On the way to a 22-point win and a 2-0 series lead, Antetokounmpo opened the game by driving through the Toronto Raptors’ defense, rebounding his own missed shot and powerfully slamming home the basketball. Twenty-seven seconds later, he dunked again and the Bucks were on their way to a wire-to-wire blowout win.
“I think it definitely set the tone,” he said that night. “That's what I tried to do. I know every night when the game starts, my teammates are looking at me as a leader of the team.”
As their season closed Saturday in a Game 6 loss in Toronto, his teammates again had their eyes on their leader, this time with him getting up and walking off the podium before Khris Middleton could finish answering a question.

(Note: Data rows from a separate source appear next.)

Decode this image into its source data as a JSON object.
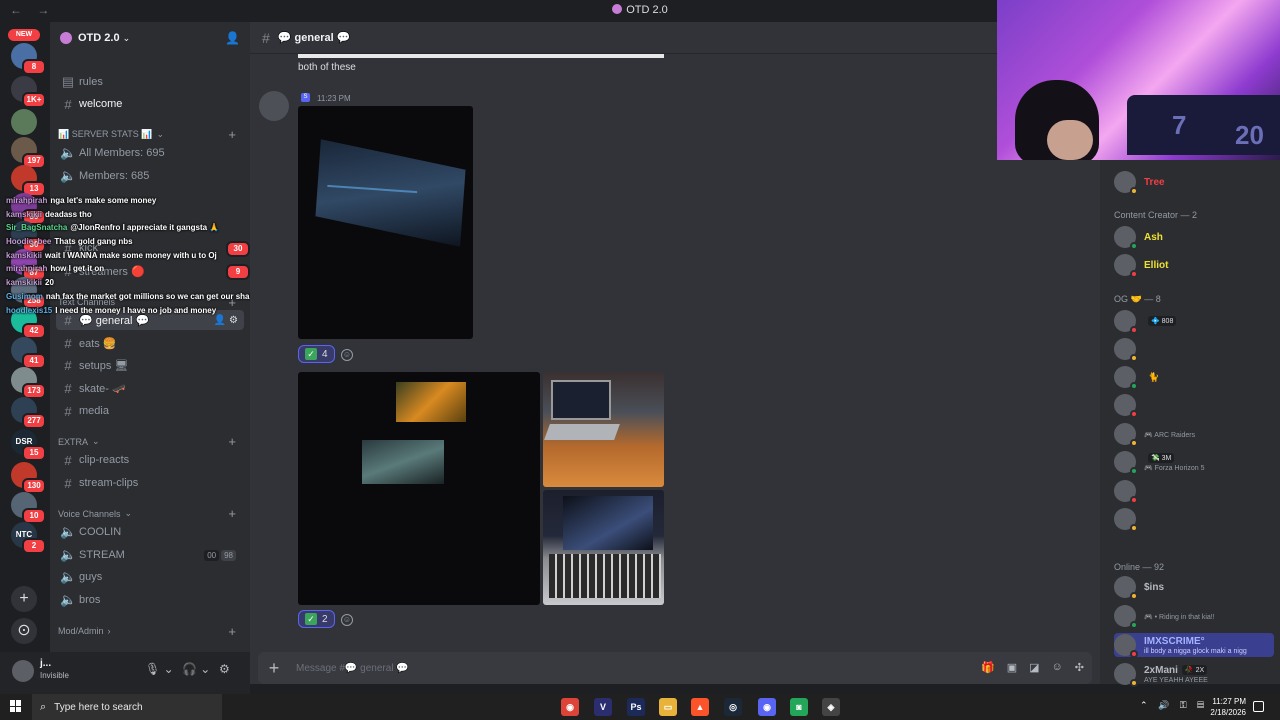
{
  "window": {
    "title": "OTD 2.0",
    "nav": "← →"
  },
  "rail": {
    "new_label": "NEW",
    "servers": [
      {
        "color": "#4a6fa5",
        "badge": "8"
      },
      {
        "color": "#3b3b45",
        "badge": "1K+"
      },
      {
        "color": "#5a7a5a",
        "badge": ""
      },
      {
        "color": "#6b5a4a",
        "badge": "197"
      },
      {
        "color": "#c0392b",
        "badge": "13"
      },
      {
        "color": "#7d3c98",
        "badge": "39"
      },
      {
        "color": "#2c3e50",
        "badge": "30"
      },
      {
        "color": "#8e44ad",
        "badge": "87"
      },
      {
        "color": "#5d6d7e",
        "badge": "258"
      },
      {
        "color": "#1abc9c",
        "badge": "42"
      },
      {
        "color": "#34495e",
        "badge": "41"
      },
      {
        "color": "#7f8c8d",
        "badge": "173"
      },
      {
        "color": "#2e4053",
        "badge": "277"
      },
      {
        "color": "#1c2833",
        "badge": "15",
        "text": "DSR"
      },
      {
        "color": "#c0392b",
        "badge": "130"
      },
      {
        "color": "#566573",
        "badge": "10"
      },
      {
        "color": "#283747",
        "badge": "2",
        "text": "NTC"
      }
    ],
    "add_server": "+",
    "discover": "⊙"
  },
  "sidebar": {
    "server_name": "OTD 2.0",
    "channels_top": [
      {
        "name": "rules",
        "icon": "rules-icon"
      },
      {
        "name": "welcome",
        "icon": "hash-icon"
      }
    ],
    "stats_category": "📊 SERVER STATS 📊",
    "stats": [
      {
        "name": "All Members: 695"
      },
      {
        "name": "Members: 685"
      }
    ],
    "kick_label": "kick",
    "kick_badge": "30",
    "streamers_label": "streamers 🔴",
    "streamers_badge": "9",
    "text_category": "Text Channels",
    "text_channels": [
      {
        "name": "💬 general 💬",
        "active": true
      },
      {
        "name": "eats 🍔"
      },
      {
        "name": "setups 🖥"
      },
      {
        "name": "skate- 🛹"
      },
      {
        "name": "media"
      }
    ],
    "extra_category": "EXTRA",
    "extra_channels": [
      {
        "name": "clip-reacts"
      },
      {
        "name": "stream-clips"
      }
    ],
    "voice_category": "Voice Channels",
    "voice_channels": [
      {
        "name": "COOLIN"
      },
      {
        "name": "STREAM",
        "badge_a": "00",
        "badge_b": "98"
      },
      {
        "name": "guys"
      },
      {
        "name": "bros"
      }
    ],
    "modadmin_category": "Mod/Admin"
  },
  "user": {
    "name": "j...",
    "status": "Invisible"
  },
  "overlay_chat": [
    {
      "user": "mirahpirah",
      "color": "#c39bd3",
      "text": "nga let's make some money"
    },
    {
      "user": "kamskikii",
      "color": "#c39bd3",
      "text": "deadass tho"
    },
    {
      "user": "Sir_BagSnatcha",
      "color": "#58d68d",
      "text": "@JlonRenfro I appreciate it gangsta 🙏"
    },
    {
      "user": "Hoodie_bee",
      "color": "#c39bd3",
      "text": "Thats gold gang nbs"
    },
    {
      "user": "kamskikii",
      "color": "#c39bd3",
      "text": "wait I WANNA make some money with u to Oj"
    },
    {
      "user": "mirahpirah",
      "color": "#c39bd3",
      "text": "how I get it on"
    },
    {
      "user": "kamskikii",
      "color": "#c39bd3",
      "text": "20"
    },
    {
      "user": "Gusimom",
      "color": "#5dade2",
      "text": "nah fax the market got millions so we can get our share fs"
    },
    {
      "user": "hoodlexis15",
      "color": "#5dade2",
      "text": "I need the money I have no job and money"
    }
  ],
  "chat": {
    "channel_name": "💬 general 💬",
    "prev_message": "both of these",
    "message_time": "11:23 PM",
    "reaction1": {
      "emoji": "✅",
      "count": "4"
    },
    "reaction2": {
      "emoji": "✅",
      "count": "2"
    },
    "composer_placeholder": "Message #💬 general 💬"
  },
  "members": {
    "top_member": {
      "name": "Tree",
      "color": "#f23f43"
    },
    "groups": [
      {
        "title": "Content Creator — 2",
        "members": [
          {
            "name": "Ash",
            "color": "#f0e130"
          },
          {
            "name": "Elliot",
            "color": "#f0e130"
          }
        ]
      },
      {
        "title": "OG 🤝 — 8",
        "members": [
          {
            "name": "",
            "color": "#5c5f66",
            "tag": "💠 808"
          },
          {
            "name": "",
            "color": "#5c5f66"
          },
          {
            "name": "",
            "color": "#5c5f66",
            "extra": "🐈"
          },
          {
            "name": "",
            "color": "#5c5f66"
          },
          {
            "name": "",
            "color": "#5c5f66",
            "sub": "🎮 ARC Raiders"
          },
          {
            "name": "",
            "color": "#5c5f66",
            "tag": "💸 3M",
            "sub": "🎮 Forza Horizon 5"
          },
          {
            "name": "",
            "color": "#5c5f66"
          },
          {
            "name": "",
            "color": "#5c5f66"
          }
        ]
      },
      {
        "title": "Online — 92",
        "members": [
          {
            "name": "$ins",
            "color": "#b5bac1"
          },
          {
            "name": "",
            "color": "#b5bac1",
            "sub": "🎮 • Riding in that kia!!"
          },
          {
            "name": "IMXSCRIME°",
            "color": "#a3b3ff",
            "sub": "ill body a nigga glock maki a nigg",
            "highlight": true
          },
          {
            "name": "2xMani",
            "color": "#b5bac1",
            "tag": "🥀 2X",
            "sub": "AYE YEAHH AYEEE"
          },
          {
            "name": "",
            "color": "#b5bac1"
          }
        ]
      }
    ]
  },
  "webcam": {
    "jersey_number_a": "7",
    "jersey_number_b": "20"
  },
  "taskbar": {
    "search_placeholder": "Type here to search",
    "apps": [
      {
        "name": "chrome",
        "color": "#db4437",
        "glyph": "◉"
      },
      {
        "name": "vscode-v",
        "color": "#2a2d6e",
        "glyph": "V"
      },
      {
        "name": "photoshop",
        "color": "#1c2a5a",
        "glyph": "Ps"
      },
      {
        "name": "explorer",
        "color": "#e8b33a",
        "glyph": "▭"
      },
      {
        "name": "brave",
        "color": "#fb542b",
        "glyph": "▲"
      },
      {
        "name": "steam",
        "color": "#1b2838",
        "glyph": "◎"
      },
      {
        "name": "discord-alt",
        "color": "#5865f2",
        "glyph": "◉"
      },
      {
        "name": "discord",
        "color": "#23a55a",
        "glyph": "◙"
      },
      {
        "name": "app",
        "color": "#444",
        "glyph": "◈"
      }
    ],
    "time": "11:27 PM",
    "date": "2/18/2026"
  }
}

It was a bad look, the likely MVP of the NBA getting up and bolting in the aftermath of defeat. That he was even up there was a bit of a surprise. After the Bucks’ previous three losses, Antetokounmpo refused to speak at the postgame podium as players of his stature do, instead speaking from inside the team’s locker room.

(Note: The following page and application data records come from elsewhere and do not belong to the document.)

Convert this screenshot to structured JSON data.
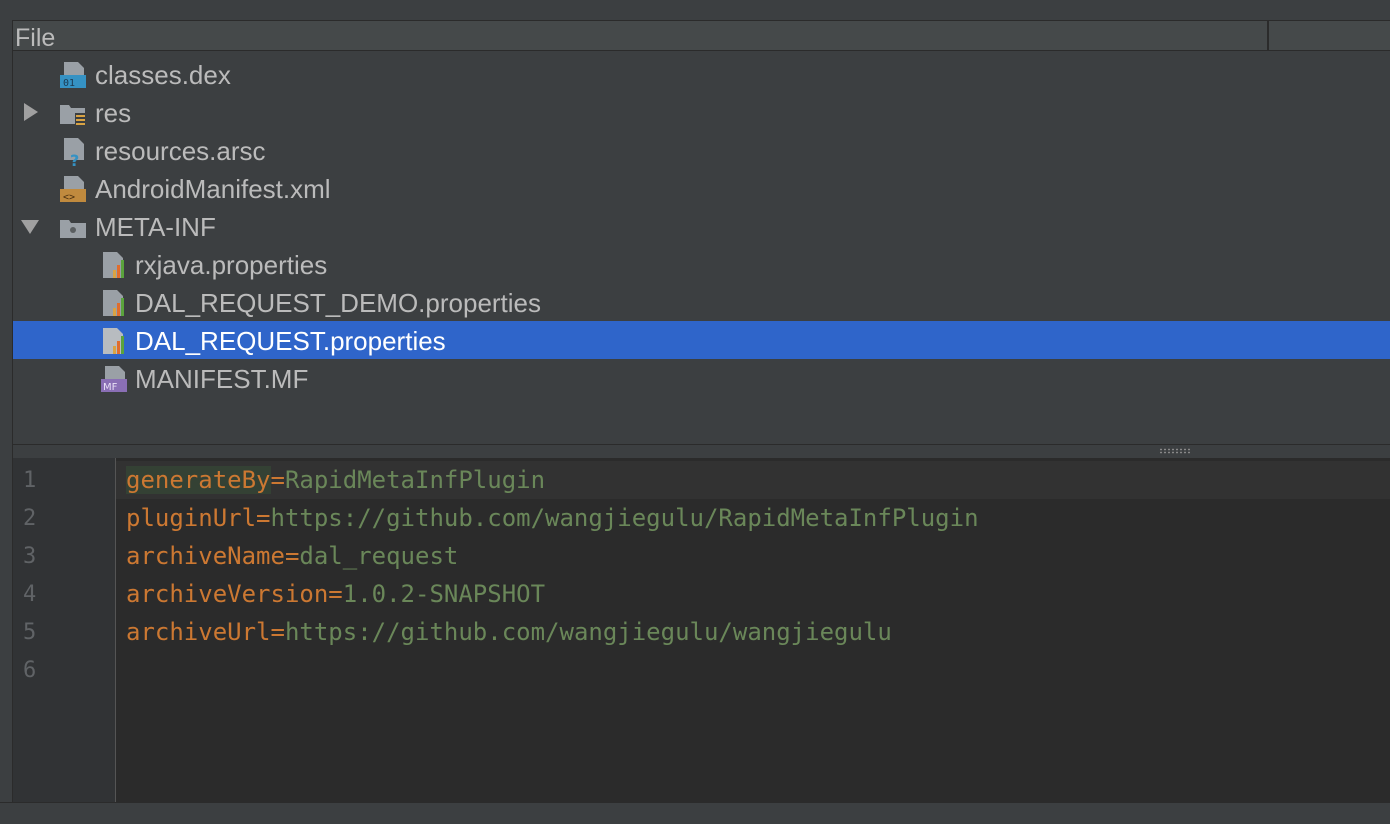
{
  "header": {
    "title": "File"
  },
  "tree": {
    "items": [
      {
        "label": "classes.dex",
        "icon": "dex-file-icon"
      },
      {
        "label": "res",
        "icon": "resource-folder-icon",
        "expander": "collapsed"
      },
      {
        "label": "resources.arsc",
        "icon": "unknown-file-icon"
      },
      {
        "label": "AndroidManifest.xml",
        "icon": "xml-file-icon"
      },
      {
        "label": "META-INF",
        "icon": "folder-icon",
        "expander": "expanded"
      },
      {
        "label": "rxjava.properties",
        "icon": "properties-file-icon"
      },
      {
        "label": "DAL_REQUEST_DEMO.properties",
        "icon": "properties-file-icon"
      },
      {
        "label": "DAL_REQUEST.properties",
        "icon": "properties-file-icon",
        "selected": true
      },
      {
        "label": "MANIFEST.MF",
        "icon": "manifest-file-icon"
      }
    ]
  },
  "editor": {
    "line_numbers": [
      "1",
      "2",
      "3",
      "4",
      "5",
      "6"
    ],
    "lines": [
      {
        "key": "generateBy",
        "sep": "=",
        "value": "RapidMetaInfPlugin"
      },
      {
        "key": "pluginUrl",
        "sep": "=",
        "value": "https://github.com/wangjiegulu/RapidMetaInfPlugin"
      },
      {
        "key": "archiveName",
        "sep": "=",
        "value": "dal_request"
      },
      {
        "key": "archiveVersion",
        "sep": "=",
        "value": "1.0.2-SNAPSHOT"
      },
      {
        "key": "archiveUrl",
        "sep": "=",
        "value": "https://github.com/wangjiegulu/wangjiegulu"
      },
      {
        "key": "",
        "sep": "",
        "value": ""
      }
    ]
  },
  "colors": {
    "selection": "#2f65ca",
    "key": "#cc7832",
    "value": "#6a8759",
    "editor_bg": "#2b2b2b",
    "panel_bg": "#3c3f41"
  }
}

It’s a sour ending for Antetokounmpo, a player who still has room to grow on the court, showing that there’s still work to be done off of it.
He’s still relatively new to this level of attention and still learning to fully harness a skill set and drive that will almost certainly make him the best player in the world at some point in his career — probably quicker than expected.

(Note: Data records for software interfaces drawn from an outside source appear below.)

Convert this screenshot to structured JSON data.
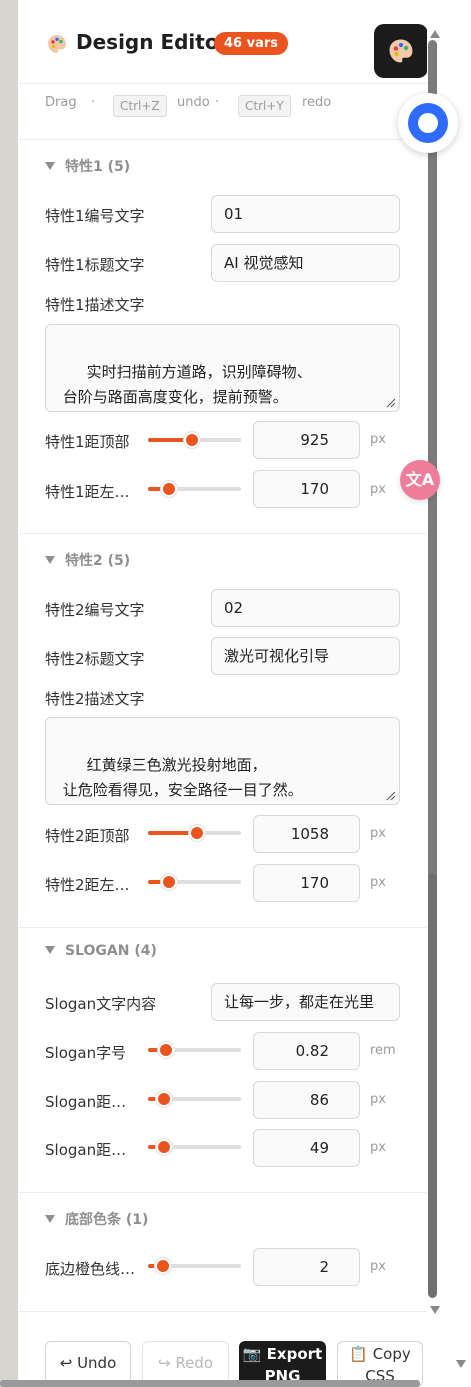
{
  "header": {
    "title": "Design Editor",
    "vars_badge": "46 vars"
  },
  "hint": {
    "drag": "Drag",
    "dot": "·",
    "undo_key": "Ctrl+Z",
    "undo": "undo",
    "redo_key": "Ctrl+Y",
    "redo": "redo"
  },
  "sections": {
    "f1": {
      "title": "特性1 (5)",
      "num_label": "特性1编号文字",
      "num_value": "01",
      "title_label": "特性1标题文字",
      "title_value": "AI 视觉感知",
      "desc_label": "特性1描述文字",
      "desc_value": "实时扫描前方道路，识别障碍物、\n 台阶与路面高度变化，提前预警。",
      "top_label": "特性1距顶部",
      "top_value": "925",
      "top_level": 0.47,
      "left_label": "特性1距左…",
      "left_value": "170",
      "left_level": 0.17,
      "unit": "px"
    },
    "f2": {
      "title": "特性2 (5)",
      "num_label": "特性2编号文字",
      "num_value": "02",
      "title_label": "特性2标题文字",
      "title_value": "激光可视化引导",
      "desc_label": "特性2描述文字",
      "desc_value": "红黄绿三色激光投射地面，\n 让危险看得见，安全路径一目了然。",
      "top_label": "特性2距顶部",
      "top_value": "1058",
      "top_level": 0.53,
      "left_label": "特性2距左…",
      "left_value": "170",
      "left_level": 0.17,
      "unit": "px"
    },
    "slogan": {
      "title": "SLOGAN (4)",
      "text_label": "Slogan文字内容",
      "text_value": "让每一步，都走在光里",
      "size_label": "Slogan字号",
      "size_value": "0.82",
      "size_unit": "rem",
      "size_level": 0.13,
      "pos1_label": "Slogan距…",
      "pos1_value": "86",
      "pos1_level": 0.11,
      "pos2_label": "Slogan距…",
      "pos2_value": "49",
      "pos2_level": 0.11,
      "unit": "px"
    },
    "bottom_bar": {
      "title": "底部色条 (1)",
      "line_label": "底边橙色线…",
      "line_value": "2",
      "line_level": 0.09,
      "unit": "px"
    }
  },
  "footer": {
    "undo": "↩ Undo",
    "redo": "↪ Redo",
    "export_line1": "📷 Export",
    "export_line2": "PNG",
    "copy_line1": "📋 Copy",
    "copy_line2": "CSS"
  },
  "colors": {
    "accent": "#e9541f",
    "dark": "#1b1b1b",
    "assistant_blue": "#2f6bff",
    "translate_pink": "#ef7d9a"
  },
  "icons": [
    "palette-icon",
    "assistant-icon",
    "translate-icon"
  ]
}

He’s as long as Shaquille O’Neal was wide, a player who can move with force and agility, the rare combination of a dominant scorer and a defensive stopper. Coaches rave about his work ethic, his drive to be great. Teammates marvel at how clear the paths are for Antetokounmpo to become better.
Antetokounmpo has two years left before he’s a free agent — and he’s eligible for a super-max extension following next season. Players of his caliber don’t usually stay in places like Milwaukee and teams around the NBA have already begun to set their rosters with an eye toward his free agency.
He’s great today and maybe he’ll be the greatest in the near future.
“I will say Giannis is going to get better,” Bucks coach Mike Budenholzer said after the Game 6 loss. “I like to think for us and to be excited about his future at 24 — I mean, it's just the easy narrative that this is part of Giannis' [growth]. But I think the thing that makes Giannis unique and exciting is in our minds, we feel like he's going to get a lot better. At 24 some guys are — I don't want to say they are who they are — and some of the great ones at 24 were the same at 30 and 32 and so on and so forth. Giannis, we feel like, has got a lot of room to grow.”
An average three-point shooter in the NBA made 35.5% from deep. Antetokounmpo made 25.6% of his in the regular season and 32.7% in the playoffs. That’s the most obvious space where Antetokounmpo can grow.
He’ll benefit from his experiences against Kawhi Leonard and the Raptors, too.
“Obviously when you're up 2-0, that doesn't mean nothing. You've got to learn how to come out and close out games, especially after Game 3,” Antetokounmpo said. “We've got to get better as a team, and we've got to get better individually. I think it's just the start of a long journey. We're going to get better. We're going to come back next year and believe in who we are, believe in what we've built this year and hopefully we can be in the same situation and be the ones moving forward.”
If they get in this situation again, Antetokounmpo will have to be even better. The defensive force he played with in Game 6, when he erased shots at the rim by the Raptors brave enough to test him, that has to be done more consistently.
He has to be more comfortable at the free-throw line when the stakes are highest. It was unusual to see someone with such long arms short-arm almost every one of his shots from the line over the final four games of the series, when he made only 17 of 36 free throws.
He’s got to make more big plays in big moments, like Leonard, who has already played in and won the NBA Finals trophy.
“You can tell,” Antetokounmpo said of Leonard’s experiences. “You can tell from the way he was playing. And not just in this series; in the previous series also. The way he plays, he has so much patience. He knows what he's going to do. He has confidence in himself. And he has the experience. He's been here before.”
Budenholzer is right — this being a step along the way for Antetokounmpo is the easy narrative. But it’s a step so many other greats had to take, whether it was LeBron James running into the Boston Celtics or Michael Jordan ramming heads with the Detroit Pistons.